White House slams Facebook as conduit for COVID-19 misinformation
Washington (Reuters) – Facebook is not doing enough to stop the spread of false claims about COVID-19 and vaccines, White House press secretary Jen Psaki said on Thursday, part of a new administration pushback on misinformation in the United States.
Facebook, which owns Instagram and WhatsApp, needs to work harder to remove inaccurate vaccine information from its platform, Psaki said.
She said 12 people were responsible for almost 65% of anti-vaccine misinformation on social media platforms. The finding was reported in May by the Center for Countering Digital Hate but Facebook has disputed the methodology.
“All of them remain active on Facebook,” Psaki said. Facebook also “needs to move more quickly to remove harmful violative posts,” she said.
U.S. Surgeon General Vivek Murthy also raised the alarm over the growing wave of misinformation about COVID-19 and related vaccines, saying it is making it harder to fight the pandemic and save lives.
“American lives are at risk,” he said in a statement.
In his first advisory as the nation’s top doctor under President Joe Biden, Murthy called on tech companies to tweak their algorithms to further demote false information and share more data with researchers and the government to help teachers, healthcare workers and the media fight misinformation.
“Health misinformation is a serious threat to public health. It can cause confusion, sow mistrust, harm people’s health, and undermine public health efforts. Limiting the spread of health misinformation is a moral and civic imperative,” he said in the advisory, first reported by National Public Radio.

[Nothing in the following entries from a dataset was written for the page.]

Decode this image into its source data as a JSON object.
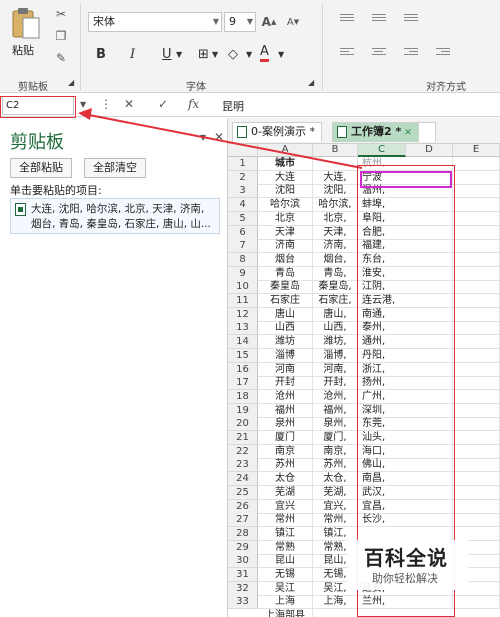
{
  "ribbon": {
    "clipboard_group": "剪贴板",
    "paste_label": "粘贴",
    "font_group": "字体",
    "align_group": "对齐方式",
    "font_name": "宋体",
    "font_size": "9",
    "bold": "B",
    "italic": "I",
    "underline": "U",
    "font_color_letter": "A"
  },
  "formula_bar": {
    "name_box": "C2",
    "value": "昆明"
  },
  "clipboard_pane": {
    "title": "剪贴板",
    "paste_all": "全部粘贴",
    "clear_all": "全部清空",
    "hint": "单击要粘贴的项目:",
    "item_line1": "大连, 沈阳, 哈尔滨, 北京, 天津, 济南,",
    "item_line2": "烟台, 青岛, 秦皇岛, 石家庄, 唐山, 山..."
  },
  "tabs": [
    {
      "label": "0-案例演示 *"
    },
    {
      "label": "工作簿2 *"
    }
  ],
  "columns": [
    "A",
    "B",
    "C",
    "D",
    "E"
  ],
  "row_numbers": [
    "1",
    "2",
    "3",
    "4",
    "5",
    "6",
    "7",
    "8",
    "9",
    "10",
    "11",
    "12",
    "13",
    "14",
    "15",
    "16",
    "17",
    "18",
    "19",
    "20",
    "21",
    "22",
    "23",
    "24",
    "25",
    "26",
    "27",
    "28",
    "29",
    "30",
    "31",
    "32",
    "33"
  ],
  "col_a": [
    "城市",
    "大连",
    "沈阳",
    "哈尔滨",
    "北京",
    "天津",
    "济南",
    "烟台",
    "青岛",
    "秦皇岛",
    "石家庄",
    "唐山",
    "山西",
    "潍坊",
    "淄博",
    "河南",
    "开封",
    "沧州",
    "福州",
    "泉州",
    "厦门",
    "南京",
    "苏州",
    "太仓",
    "芜湖",
    "宜兴",
    "常州",
    "镇江",
    "常熟",
    "昆山",
    "无锡",
    "吴江",
    "上海"
  ],
  "col_b": [
    "",
    "大连,",
    "沈阳,",
    "哈尔滨,",
    "北京,",
    "天津,",
    "济南,",
    "烟台,",
    "青岛,",
    "秦皇岛,",
    "石家庄,",
    "唐山,",
    "山西,",
    "潍坊,",
    "淄博,",
    "河南,",
    "开封,",
    "沧州,",
    "福州,",
    "泉州,",
    "厦门,",
    "南京,",
    "苏州,",
    "太仓,",
    "芜湖,",
    "宜兴,",
    "常州,",
    "镇江,",
    "常熟,",
    "昆山,",
    "无锡,",
    "吴江,",
    "上海,"
  ],
  "col_c": [
    "杭州,",
    "宁波",
    "温州,",
    "蚌埠,",
    "阜阳,",
    "合肥,",
    "福建,",
    "东台,",
    "淮安,",
    "江阴,",
    "连云港,",
    "南通,",
    "泰州,",
    "通州,",
    "丹阳,",
    "浙江,",
    "扬州,",
    "广州,",
    "深圳,",
    "东莞,",
    "汕头,",
    "海口,",
    "佛山,",
    "南昌,",
    "武汉,",
    "宜昌,",
    "长沙,",
    "",
    "",
    "",
    "",
    "延安,",
    "兰州,"
  ],
  "bottom_partial": "上海部县",
  "watermark": {
    "title": "百科全说",
    "subtitle": "助你轻松解决"
  },
  "colors": {
    "accent": "#1e6a3a",
    "annotation_red": "#e0303a",
    "annotation_magenta": "#d12ad1"
  }
}
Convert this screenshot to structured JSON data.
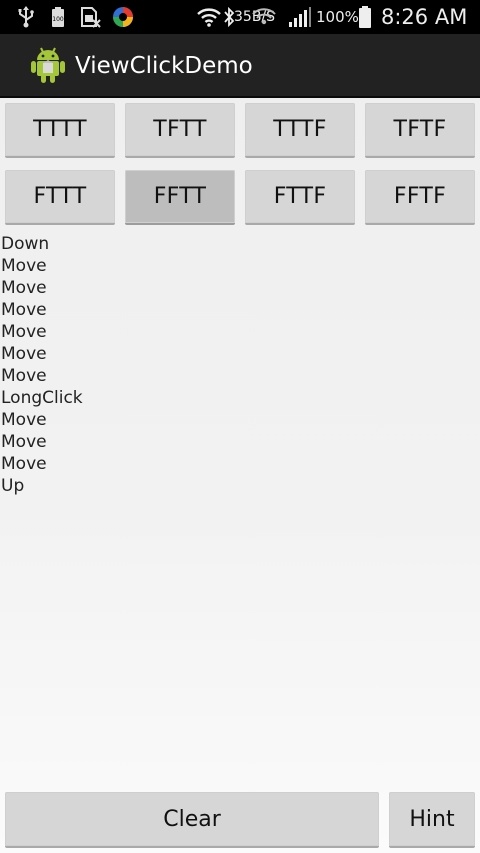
{
  "status_bar": {
    "speed": "35B/S",
    "battery_percent": "100%",
    "time": "8:26 AM",
    "notification_icons": [
      "usb-icon",
      "battery-saver-icon",
      "sim-blocked-icon",
      "app-notification-icon"
    ],
    "system_icons": [
      "wifi-icon",
      "bluetooth-icon",
      "hotspot-icon",
      "signal-icon",
      "battery-icon"
    ]
  },
  "action_bar": {
    "title": "ViewClickDemo",
    "icon": "android-icon",
    "background": "#222222"
  },
  "grid_buttons": [
    {
      "label": "TTTT",
      "pressed": false
    },
    {
      "label": "TFTT",
      "pressed": false
    },
    {
      "label": "TTTF",
      "pressed": false
    },
    {
      "label": "TFTF",
      "pressed": false
    },
    {
      "label": "FTTT",
      "pressed": false
    },
    {
      "label": "FFTT",
      "pressed": true
    },
    {
      "label": "FTTF",
      "pressed": false
    },
    {
      "label": "FFTF",
      "pressed": false
    }
  ],
  "event_log": [
    "Down",
    "Move",
    "Move",
    "Move",
    "Move",
    "Move",
    "Move",
    "LongClick",
    "Move",
    "Move",
    "Move",
    "Up"
  ],
  "bottom_buttons": {
    "clear_label": "Clear",
    "hint_label": "Hint"
  },
  "colors": {
    "button_bg": "#d6d6d6",
    "button_pressed_bg": "#bdbdbd",
    "android_green": "#a4c639"
  }
}
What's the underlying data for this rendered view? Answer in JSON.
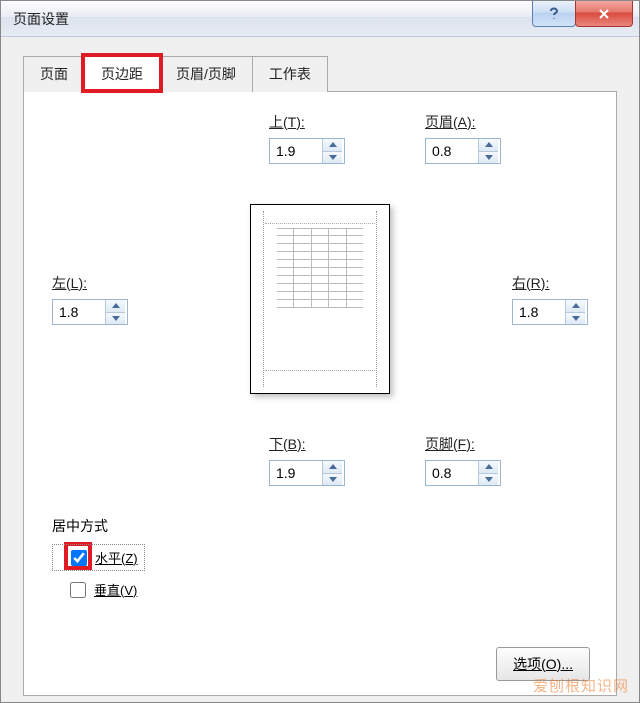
{
  "window": {
    "title": "页面设置"
  },
  "tabs": [
    {
      "label": "页面"
    },
    {
      "label": "页边距"
    },
    {
      "label": "页眉/页脚"
    },
    {
      "label": "工作表"
    }
  ],
  "margins": {
    "top": {
      "label": "上(",
      "accel": "T",
      "suffix": "):",
      "value": "1.9"
    },
    "header": {
      "label": "页眉(",
      "accel": "A",
      "suffix": "):",
      "value": "0.8"
    },
    "left": {
      "label": "左(",
      "accel": "L",
      "suffix": "):",
      "value": "1.8"
    },
    "right": {
      "label": "右(",
      "accel": "R",
      "suffix": "):",
      "value": "1.8"
    },
    "bottom": {
      "label": "下(",
      "accel": "B",
      "suffix": "):",
      "value": "1.9"
    },
    "footer": {
      "label": "页脚(",
      "accel": "F",
      "suffix": "):",
      "value": "0.8"
    }
  },
  "center": {
    "section_label": "居中方式",
    "horizontal": {
      "label": "水平(",
      "accel": "Z",
      "suffix": ")",
      "checked": true
    },
    "vertical": {
      "label": "垂直(",
      "accel": "V",
      "suffix": ")",
      "checked": false
    }
  },
  "buttons": {
    "options": {
      "label": "选项(",
      "accel": "O",
      "suffix": ")..."
    }
  },
  "watermark": "爱刨根知识网"
}
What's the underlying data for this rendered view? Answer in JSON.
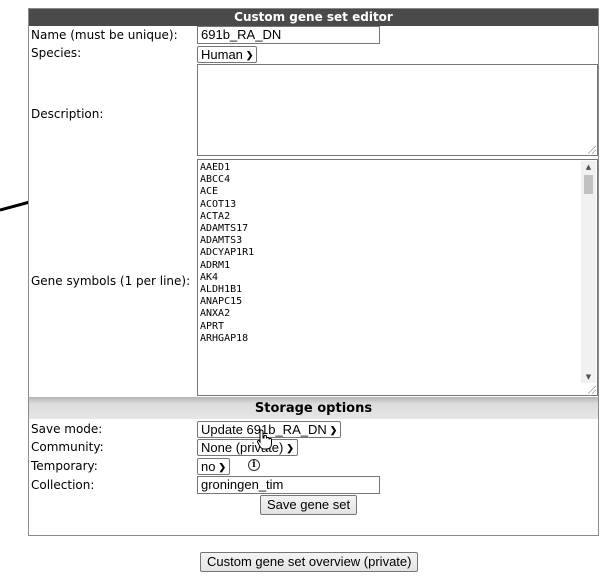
{
  "editor": {
    "title": "Custom gene set editor",
    "name_label": "Name (must be unique):",
    "name_value": "691b_RA_DN",
    "species_label": "Species:",
    "species_value": "Human",
    "description_label": "Description:",
    "description_value": "",
    "genes_label": "Gene symbols (1 per line):",
    "genes": [
      "AAED1",
      "ABCC4",
      "ACE",
      "ACOT13",
      "ACTA2",
      "ADAMTS17",
      "ADAMTS3",
      "ADCYAP1R1",
      "ADRM1",
      "AK4",
      "ALDH1B1",
      "ANAPC15",
      "ANXA2",
      "APRT",
      "ARHGAP18"
    ]
  },
  "storage": {
    "title": "Storage options",
    "save_mode_label": "Save mode:",
    "save_mode_value": "Update 691b_RA_DN",
    "community_label": "Community:",
    "community_value": "None (private)",
    "temporary_label": "Temporary:",
    "temporary_value": "no",
    "collection_label": "Collection:",
    "collection_value": "groningen_tim",
    "save_button": "Save gene set"
  },
  "overview_button": "Custom gene set overview (private)",
  "icons": {
    "chevron": "chevron-down-icon",
    "info": "info-icon",
    "cursor": "hand-pointer-icon",
    "annotation": "arrow-icon"
  }
}
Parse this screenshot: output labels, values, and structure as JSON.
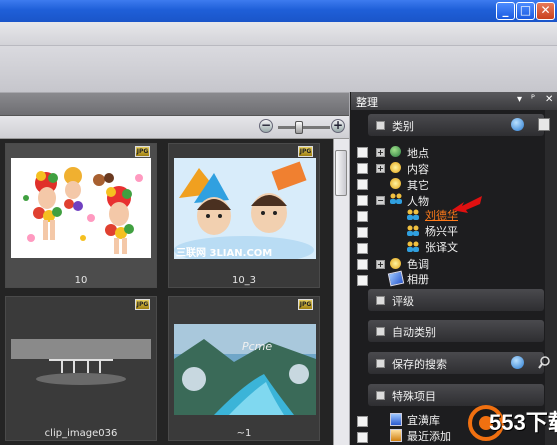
{
  "window": {
    "min_label": "_",
    "max_label": "□",
    "close_label": "✕"
  },
  "zoom": {
    "minus": "−",
    "plus": "+"
  },
  "photos": [
    {
      "label": "10",
      "badge": "JPG"
    },
    {
      "label": "10_3",
      "badge": "JPG",
      "watermark": "三联网 3LIAN.COM"
    },
    {
      "label": "clip_image036",
      "badge": "JPG"
    },
    {
      "label": "~1",
      "badge": "JPG",
      "watermark": "Pcme"
    }
  ],
  "panel": {
    "title": "整理",
    "header_icons": [
      "▾",
      "ᴾ",
      "✕"
    ],
    "sections": {
      "categories": "类别",
      "rating": "评级",
      "auto_categories": "自动类别",
      "saved_searches": "保存的搜索",
      "special_items": "特殊项目"
    },
    "tree": {
      "places": "地点",
      "content": "内容",
      "other": "其它",
      "people": "人物",
      "person1": "刘德华",
      "person2": "杨兴平",
      "person3": "张译文",
      "color": "色调",
      "album": "相册"
    },
    "special": {
      "item1": "宜潢库",
      "item2": "最近添加"
    }
  },
  "watermark": "553下载",
  "colors": {
    "accent": "#1f5fd8",
    "selected_person": "#ff7a1a",
    "arrow": "#e01010"
  }
}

False information feeds hesitancy to get vaccinated, leading to preventable deaths, Murthy said, noting misinformation can affect other health conditions and is a worldwide problem.
Facebook did not immediately respond to a request for comment on the White House’s comments. The platform has introduced rules against making certain false claims about COVID-19 and its vaccines. Still, researchers and lawmakers have long complained about lax policing of content on its site.
Murthy said at a White House press briefing that COVID-19 misinformation comes mostly from individuals who may not know they are spreading false claims, but also a few “bad actors.”
His advisory also urges people not to spread questionable information online. The head of the Center for Countering Digital Hate, a group that tracks COVID-19 misinformation online, said was inadequate.
“On tobacco packets they say that tobacco kills,” the group’s chief executive Imran Ahmed told NPR. “On social media we need a ‘Surgeon General’s Warning: Misinformation Kills.’”
U.S. COVID-19 infections last week rose about 11% from the previous week, with the highest increases in areas with vaccination rates of less than 40%, according to the Centers for Disease Control and Prevention (CDC), and continued to tick up on Wednesday.
Cases plummeted in the spring as the vaccine rolled out following a winter spike in infections, but shots have slowed and just about 51% of the country has been vaccinated, Reuters data show tmsnrt.rs/3icFXMT.
“It’s been hard to get people to move” from not wanting the COVID-19 vaccine “to recognizing that the risk is still there,” Dr. Richard Besser, a former CDC chief who now heads the Robert Wood Johnson Foundation, told MSNBC.
Representatives for the nation’s largest tech companies could not be immediately reached for comment on the advisory.